_Task details_
Which lines of the entries below contain the string "JSON"? Copy each one.
[[ Material to process, beginning ]]
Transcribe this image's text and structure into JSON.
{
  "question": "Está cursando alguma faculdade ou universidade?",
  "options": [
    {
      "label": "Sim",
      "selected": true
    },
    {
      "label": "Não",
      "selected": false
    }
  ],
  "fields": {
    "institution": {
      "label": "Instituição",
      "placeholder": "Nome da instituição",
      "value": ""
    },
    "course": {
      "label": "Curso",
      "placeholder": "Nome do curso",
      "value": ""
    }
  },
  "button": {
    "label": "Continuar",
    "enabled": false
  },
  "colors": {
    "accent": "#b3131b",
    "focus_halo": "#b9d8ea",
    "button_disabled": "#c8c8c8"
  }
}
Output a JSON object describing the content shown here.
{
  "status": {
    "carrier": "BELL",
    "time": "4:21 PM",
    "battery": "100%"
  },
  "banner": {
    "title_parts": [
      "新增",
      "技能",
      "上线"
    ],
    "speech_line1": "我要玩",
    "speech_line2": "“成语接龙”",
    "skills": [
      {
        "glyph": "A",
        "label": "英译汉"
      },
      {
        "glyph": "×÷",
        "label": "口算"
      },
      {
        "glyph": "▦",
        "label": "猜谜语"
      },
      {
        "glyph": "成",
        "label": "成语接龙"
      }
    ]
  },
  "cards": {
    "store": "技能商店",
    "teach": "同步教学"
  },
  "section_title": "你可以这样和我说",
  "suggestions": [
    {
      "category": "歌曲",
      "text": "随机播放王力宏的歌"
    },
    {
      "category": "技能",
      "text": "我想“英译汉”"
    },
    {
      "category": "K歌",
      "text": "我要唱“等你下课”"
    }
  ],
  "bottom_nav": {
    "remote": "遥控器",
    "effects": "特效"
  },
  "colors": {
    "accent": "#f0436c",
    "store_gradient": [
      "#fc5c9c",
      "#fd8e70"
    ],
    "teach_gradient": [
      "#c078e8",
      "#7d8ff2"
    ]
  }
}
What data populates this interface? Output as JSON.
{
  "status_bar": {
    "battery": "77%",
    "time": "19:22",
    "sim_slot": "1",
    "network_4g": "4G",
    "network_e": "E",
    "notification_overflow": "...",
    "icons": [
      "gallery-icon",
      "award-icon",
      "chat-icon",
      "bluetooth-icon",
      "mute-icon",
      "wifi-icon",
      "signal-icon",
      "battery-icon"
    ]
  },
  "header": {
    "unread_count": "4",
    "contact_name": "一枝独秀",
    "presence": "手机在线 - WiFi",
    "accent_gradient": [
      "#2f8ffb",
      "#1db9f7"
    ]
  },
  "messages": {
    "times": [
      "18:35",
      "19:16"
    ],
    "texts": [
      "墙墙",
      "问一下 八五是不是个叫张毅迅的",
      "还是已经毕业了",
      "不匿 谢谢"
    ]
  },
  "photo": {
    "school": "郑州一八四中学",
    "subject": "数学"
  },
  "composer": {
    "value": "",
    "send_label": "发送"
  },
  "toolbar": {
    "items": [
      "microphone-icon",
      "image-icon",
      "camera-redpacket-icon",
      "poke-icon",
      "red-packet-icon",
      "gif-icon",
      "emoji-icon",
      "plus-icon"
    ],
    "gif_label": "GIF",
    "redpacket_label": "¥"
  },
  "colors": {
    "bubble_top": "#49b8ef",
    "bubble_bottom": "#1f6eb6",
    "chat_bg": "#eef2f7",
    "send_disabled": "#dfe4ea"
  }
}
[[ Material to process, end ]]
_Exercise result_
Transcribe this image's text and structure into JSON.
Output a JSON object describing the content shown here.
What data populates this interface? Output as JSON.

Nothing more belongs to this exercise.